During the early 20th century, US banks routinely engaged in a racist lending practice known as redlining, which denied loans and insurance to people of color seeking to purchase houses outside undesirable areas of cities. The practice began in the 1930s, amplifying segregation, and was eventually banned in the late 1960s.
“Among Black adults living in historically redlined communities, approximately half of the excess risk of heart failure appeared to be explained by higher levels of socioeconomic distress,” the AHA said in a news release.
Increased risk for hypertension and Type 2 diabetes are among the other ailments that disproportionately affect Blacks residents in these neighborhoods, according to previous AHA research.

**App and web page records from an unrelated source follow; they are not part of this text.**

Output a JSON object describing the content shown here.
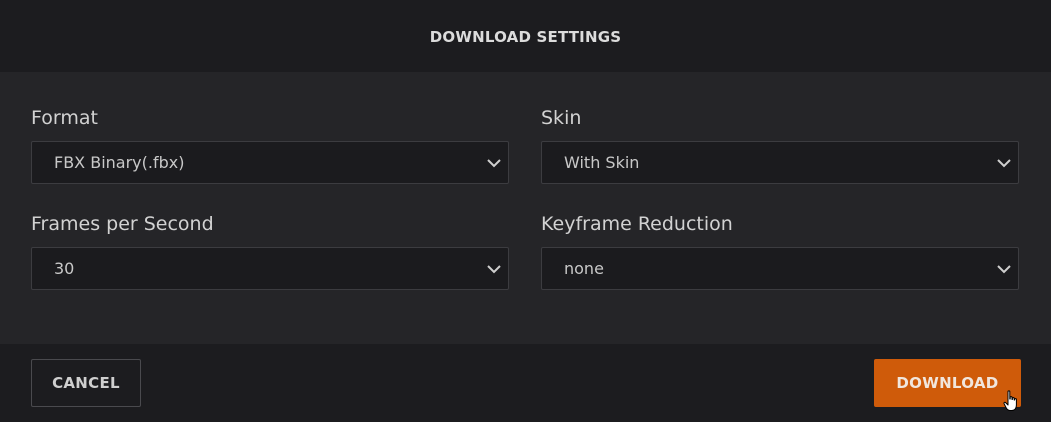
{
  "dialog": {
    "title": "DOWNLOAD SETTINGS"
  },
  "fields": {
    "format": {
      "label": "Format",
      "value": "FBX Binary(.fbx)"
    },
    "skin": {
      "label": "Skin",
      "value": "With Skin"
    },
    "fps": {
      "label": "Frames per Second",
      "value": "30"
    },
    "keyframe_reduction": {
      "label": "Keyframe Reduction",
      "value": "none"
    }
  },
  "footer": {
    "cancel_label": "CANCEL",
    "download_label": "DOWNLOAD"
  },
  "colors": {
    "accent": "#cf5b0a",
    "background": "#1d1d20",
    "panel": "#252528"
  },
  "icons": {
    "select_arrow": "chevron-down-icon",
    "pointer": "hand-pointer-icon"
  }
}
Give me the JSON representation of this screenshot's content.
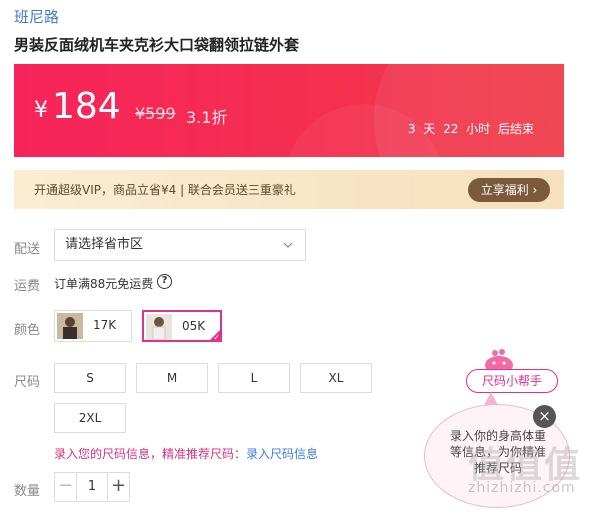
{
  "product": {
    "brand": "班尼路",
    "title": "男装反面绒机车夹克衫大口袋翻领拉链外套"
  },
  "price": {
    "currency": "¥",
    "current": "184",
    "original": "¥599",
    "discount": "3.1折",
    "countdown": "3 天 22 小时 后结束"
  },
  "colors": {
    "banner_start": "#f7245b",
    "banner_end": "#ee3b48",
    "accent_pink": "#e0318c",
    "link_blue": "#3d7bd6"
  },
  "vip": {
    "text": "开通超级VIP，商品立省¥4 | 联合会员送三重豪礼",
    "button": "立享福利 ›"
  },
  "delivery": {
    "label": "配送",
    "placeholder": "请选择省市区",
    "chevron": "chevron-down-icon"
  },
  "freight": {
    "label": "运费",
    "text": "订单满88元免运费",
    "help": "?"
  },
  "color_select": {
    "label": "颜色",
    "options": [
      {
        "name": "17K",
        "selected": false
      },
      {
        "name": "05K",
        "selected": true
      }
    ]
  },
  "size_select": {
    "label": "尺码",
    "options": [
      "S",
      "M",
      "L",
      "XL",
      "2XL"
    ]
  },
  "size_tip": {
    "pink": "录入您的尺码信息，精准推荐尺码：",
    "link": "录入尺码信息"
  },
  "quantity": {
    "label": "数量",
    "minus": "−",
    "value": "1",
    "plus": "+"
  },
  "size_helper": {
    "button": "尺码小帮手",
    "bubble_text": "录入你的身高体重等信息，为你精准推荐尺码",
    "close": "×"
  },
  "watermark": {
    "glyphs": "值值值",
    "url": "zhizhizhi.com"
  }
}
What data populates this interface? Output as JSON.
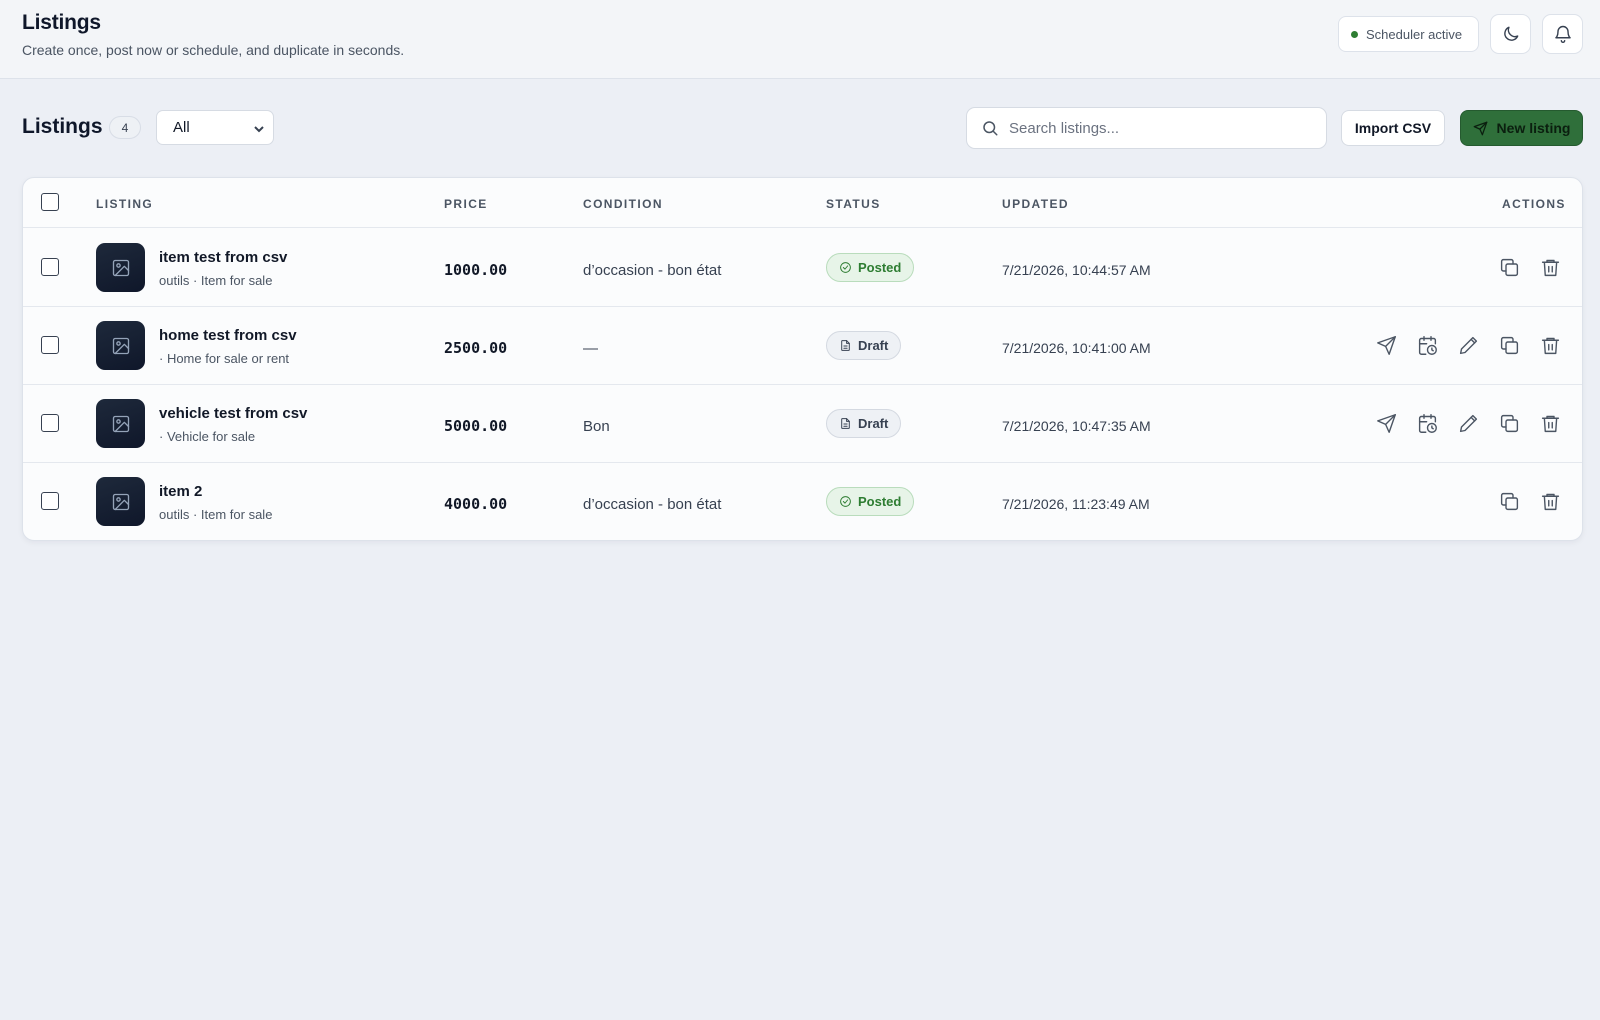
{
  "header": {
    "title": "Listings",
    "subtitle": "Create once, post now or schedule, and duplicate in seconds.",
    "scheduler_status": "Scheduler active",
    "theme_icon": "moon-icon",
    "notifications_icon": "bell-icon"
  },
  "toolbar": {
    "title": "Listings",
    "count": "4",
    "filter_value": "All",
    "search_placeholder": "Search listings...",
    "import_label": "Import CSV",
    "new_label": "New listing"
  },
  "table": {
    "columns": {
      "listing": "LISTING",
      "price": "PRICE",
      "condition": "CONDITION",
      "status": "STATUS",
      "updated": "UPDATED",
      "actions": "ACTIONS"
    },
    "rows": [
      {
        "name": "item test from csv",
        "subtitle": "outils · Item for sale",
        "price": "1000.00",
        "condition": "d’occasion - bon état",
        "status": "Posted",
        "updated": "7/21/2026, 10:44:57 AM",
        "actions": [
          "duplicate",
          "delete"
        ]
      },
      {
        "name": "home test from csv",
        "subtitle": "· Home for sale or rent",
        "price": "2500.00",
        "condition": "—",
        "status": "Draft",
        "updated": "7/21/2026, 10:41:00 AM",
        "actions": [
          "post",
          "schedule",
          "edit",
          "duplicate",
          "delete"
        ]
      },
      {
        "name": "vehicle test from csv",
        "subtitle": "· Vehicle for sale",
        "price": "5000.00",
        "condition": "Bon",
        "status": "Draft",
        "updated": "7/21/2026, 10:47:35 AM",
        "actions": [
          "post",
          "schedule",
          "edit",
          "duplicate",
          "delete"
        ]
      },
      {
        "name": "item 2",
        "subtitle": "outils · Item for sale",
        "price": "4000.00",
        "condition": "d’occasion - bon état",
        "status": "Posted",
        "updated": "7/21/2026, 11:23:49 AM",
        "actions": [
          "duplicate",
          "delete"
        ]
      }
    ]
  },
  "colors": {
    "accent": "#2f6f3a",
    "posted": "#2e7d32",
    "background": "#eceff5"
  }
}
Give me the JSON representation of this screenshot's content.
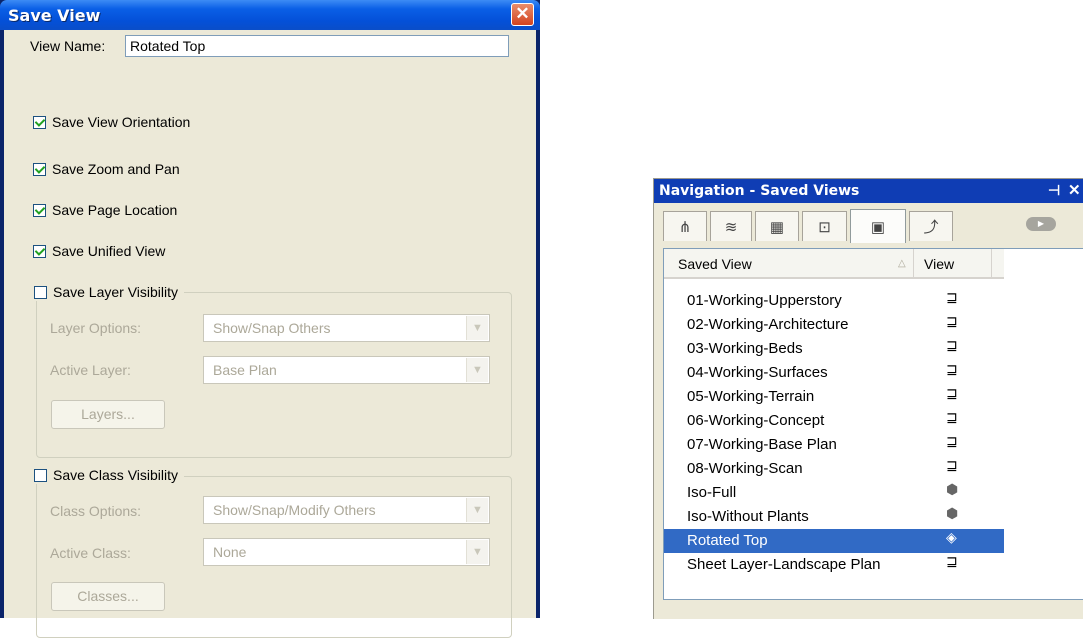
{
  "save_view": {
    "title": "Save View",
    "close_symbol": "✕",
    "view_name_label": "View Name:",
    "view_name_value": "Rotated Top",
    "checkboxes": [
      {
        "label": "Save View Orientation",
        "checked": true
      },
      {
        "label": "Save Zoom and Pan",
        "checked": true
      },
      {
        "label": "Save Page Location",
        "checked": true
      },
      {
        "label": "Save Unified View",
        "checked": true
      }
    ],
    "layer_group": {
      "checkbox_label": "Save Layer Visibility",
      "checked": false,
      "options_label": "Layer Options:",
      "options_value": "Show/Snap Others",
      "active_label": "Active Layer:",
      "active_value": "Base Plan",
      "button_label": "Layers..."
    },
    "class_group": {
      "checkbox_label": "Save Class Visibility",
      "checked": false,
      "options_label": "Class Options:",
      "options_value": "Show/Snap/Modify Others",
      "active_label": "Active Class:",
      "active_value": "None",
      "button_label": "Classes..."
    }
  },
  "navigation": {
    "title": "Navigation - Saved Views",
    "pin_symbol": "⊣",
    "close_symbol": "✕",
    "tabs": [
      {
        "icon": "hierarchy-icon",
        "glyph": "⋔"
      },
      {
        "icon": "layers-icon",
        "glyph": "≋"
      },
      {
        "icon": "viewports-icon",
        "glyph": "▦"
      },
      {
        "icon": "sheets-icon",
        "glyph": "⊡"
      },
      {
        "icon": "saved-views-icon",
        "glyph": "▣",
        "active": true
      },
      {
        "icon": "references-icon",
        "glyph": "⤴"
      }
    ],
    "columns": {
      "saved_view": "Saved View",
      "view": "View"
    },
    "rows": [
      {
        "name": "01-Working-Upperstory",
        "icon": "plan-view-icon",
        "glyph": "⊒"
      },
      {
        "name": "02-Working-Architecture",
        "icon": "plan-view-icon",
        "glyph": "⊒"
      },
      {
        "name": "03-Working-Beds",
        "icon": "plan-view-icon",
        "glyph": "⊒"
      },
      {
        "name": "04-Working-Surfaces",
        "icon": "plan-view-icon",
        "glyph": "⊒"
      },
      {
        "name": "05-Working-Terrain",
        "icon": "plan-view-icon",
        "glyph": "⊒"
      },
      {
        "name": "06-Working-Concept",
        "icon": "plan-view-icon",
        "glyph": "⊒"
      },
      {
        "name": "07-Working-Base Plan",
        "icon": "plan-view-icon",
        "glyph": "⊒"
      },
      {
        "name": "08-Working-Scan",
        "icon": "plan-view-icon",
        "glyph": "⊒"
      },
      {
        "name": "Iso-Full",
        "icon": "iso-view-icon",
        "glyph": "⬢"
      },
      {
        "name": "Iso-Without Plants",
        "icon": "iso-view-icon",
        "glyph": "⬢"
      },
      {
        "name": "Rotated Top",
        "icon": "rotated-view-icon",
        "glyph": "◈",
        "selected": true
      },
      {
        "name": "Sheet Layer-Landscape Plan",
        "icon": "plan-view-icon",
        "glyph": "⊒"
      }
    ]
  },
  "colors": {
    "selection": "#316ac5",
    "title_bar": "#0a5fe6",
    "nav_title": "#0f3db4",
    "dialog_face": "#ece9d8"
  }
}
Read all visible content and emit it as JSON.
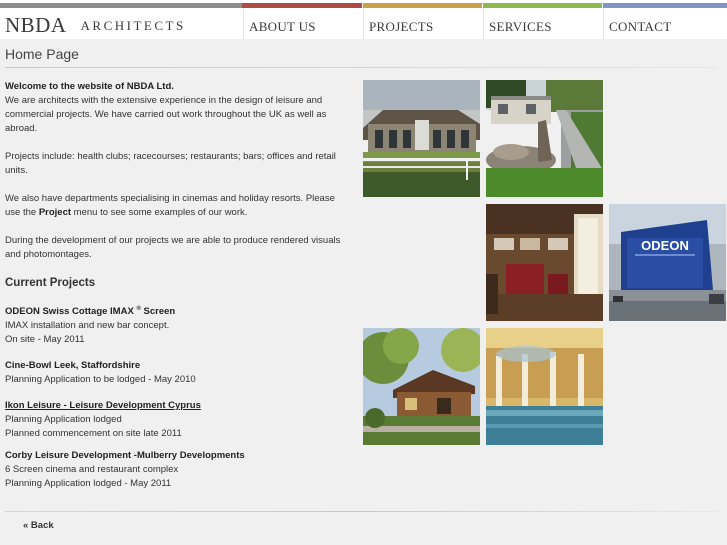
{
  "brand": {
    "name": "NBDA",
    "subtitle": "ARCHITECTS"
  },
  "nav": {
    "items": [
      {
        "label": "ABOUT US",
        "color": "#c1c1c1"
      },
      {
        "label": "PROJECTS",
        "color": "#c8a24a"
      },
      {
        "label": "SERVICES",
        "color": "#8fb84f"
      },
      {
        "label": "CONTACT",
        "color": "#7f95c4"
      }
    ],
    "brand_strip_colors": [
      "#8e8e8e",
      "#b04a44"
    ]
  },
  "page": {
    "title": "Home Page"
  },
  "intro": {
    "welcome": "Welcome to the website of NBDA Ltd.",
    "p1": "We are architects with the extensive experience in the design of leisure and commercial projects. We have carried out work throughout the UK as well as abroad.",
    "p2": "Projects include: health clubs; racecourses; restaurants; bars; offices and retail units.",
    "p3_before": "We also have departments specialising in cinemas and holiday resorts. Please use the ",
    "p3_bold": "Project",
    "p3_after": " menu to see some examples of our work.",
    "p4": "During the development of our projects we are able to produce rendered visuals and photomontages."
  },
  "current_projects": {
    "heading": "Current Projects",
    "items": [
      {
        "title": "ODEON Swiss Cottage IMAX",
        "sup": "®",
        "title_after": " Screen",
        "lines": [
          "IMAX installation and new bar concept.",
          "On site - May 2011"
        ]
      },
      {
        "title": "Cine-Bowl Leek, Staffordshire",
        "lines": [
          "Planning Application to be lodged - May 2010"
        ]
      },
      {
        "title": "Ikon Leisure - Leisure Development Cyprus ",
        "link": true,
        "lines": [
          "Planning Application lodged",
          "Planned commencement on site late 2011"
        ]
      },
      {
        "title": "Corby Leisure Development -Mulberry Developments",
        "lines": [
          "6 Screen cinema and restaurant complex",
          "Planning Application lodged - May 2011"
        ]
      }
    ]
  },
  "photos": {
    "odeon_sign": "ODEON"
  },
  "footer": {
    "back": "« Back"
  }
}
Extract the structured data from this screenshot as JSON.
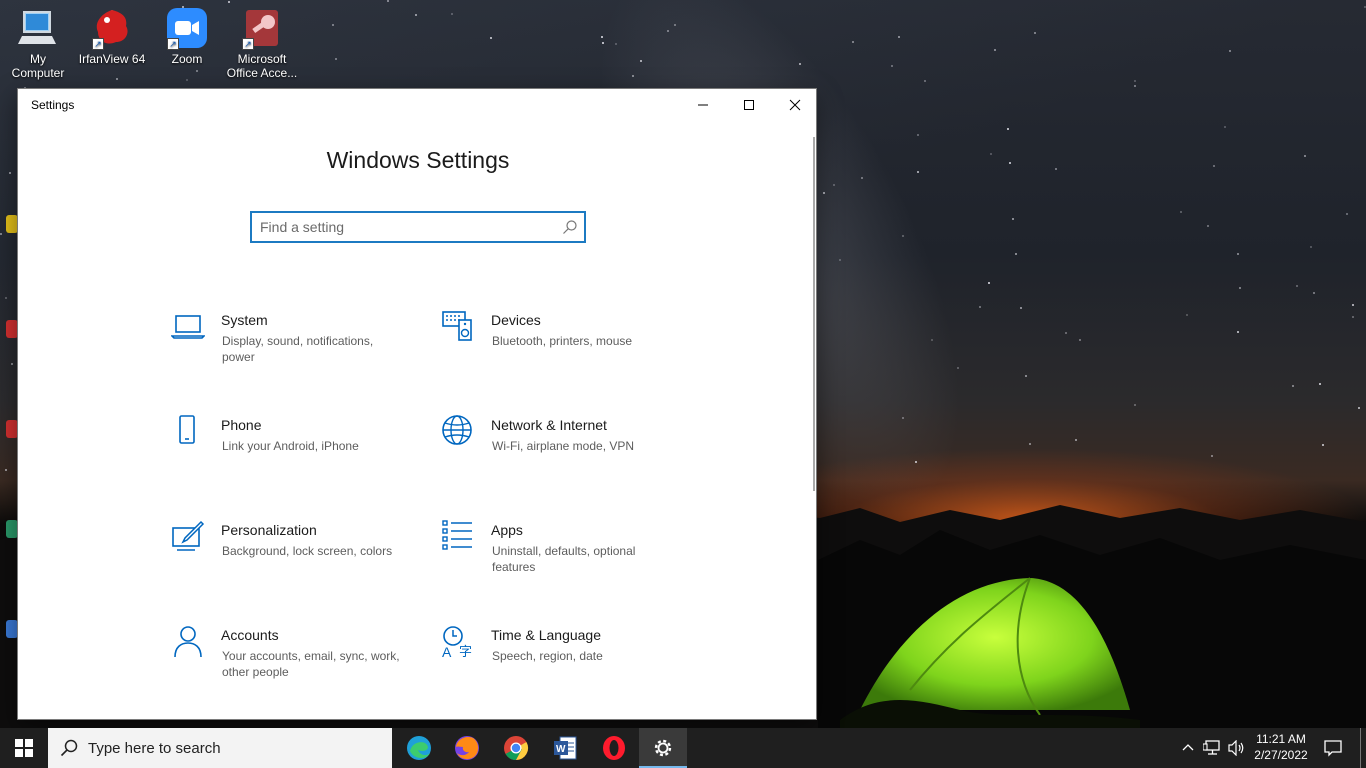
{
  "desktop": {
    "icons": [
      {
        "label_line1": "My",
        "label_line2": "Computer"
      },
      {
        "label_line1": "IrfanView 64",
        "label_line2": ""
      },
      {
        "label_line1": "Zoom",
        "label_line2": ""
      },
      {
        "label_line1": "Microsoft",
        "label_line2": "Office Acce..."
      }
    ]
  },
  "window": {
    "title": "Settings",
    "controls": {
      "minimize": "minimize-icon",
      "maximize": "maximize-icon",
      "close": "close-icon"
    },
    "heading": "Windows Settings",
    "search": {
      "placeholder": "Find a setting",
      "value": ""
    },
    "accent": "#0067c0",
    "tiles": [
      {
        "name": "System",
        "description": "Display, sound, notifications, power",
        "icon": "laptop-icon"
      },
      {
        "name": "Devices",
        "description": "Bluetooth, printers, mouse",
        "icon": "keyboard-speaker-icon"
      },
      {
        "name": "Phone",
        "description": "Link your Android, iPhone",
        "icon": "phone-icon"
      },
      {
        "name": "Network & Internet",
        "description": "Wi-Fi, airplane mode, VPN",
        "icon": "globe-icon"
      },
      {
        "name": "Personalization",
        "description": "Background, lock screen, colors",
        "icon": "paint-icon"
      },
      {
        "name": "Apps",
        "description": "Uninstall, defaults, optional features",
        "icon": "apps-list-icon"
      },
      {
        "name": "Accounts",
        "description": "Your accounts, email, sync, work, other people",
        "icon": "person-icon"
      },
      {
        "name": "Time & Language",
        "description": "Speech, region, date",
        "icon": "time-language-icon"
      }
    ]
  },
  "taskbar": {
    "search_placeholder": "Type here to search",
    "pinned_apps": [
      "edge-icon",
      "firefox-icon",
      "chrome-icon",
      "word-icon",
      "opera-icon",
      "settings-gear-icon"
    ],
    "time": "11:21 AM",
    "date": "2/27/2022"
  }
}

“Although discriminatory housing policies were effectively outlawed nearly a half-century ago, the relationship between historic redlining practices and people’s health today gives us unique insight into how historical policies may still be exerting their effects on the health of many communities,” study co-author Dr. Shreya Rao, a cardiologist and assistant professor in the Department of Internal Medicine at the University of Texas Health Science Center at San Antonio, said in a statement.
Researchers analyzed data on more than 2.3 million residents who were enrolled in Medicare between 2014 and 2019 by linking it with residential ZIP codes across the US. The analysis included 801,452 participants who identified as Black adults and nearly 1.6 million participants who self-identified as non-Hispanic White adults.
Unlike Black adults, the study found that White adults living in communities with a high proportion of redlining did not have a higher risk of heart failure.
“These findings show us the harm that discriminatory and racist housing policies have had on generations of Black adults and suggest the long-term impact of such policies on cardiovascular health disparities,” said Dr. Ambarish Pandey, another co-author and an assistant professor in the Department of Internal Medicine at UT Southwestern Medical Center.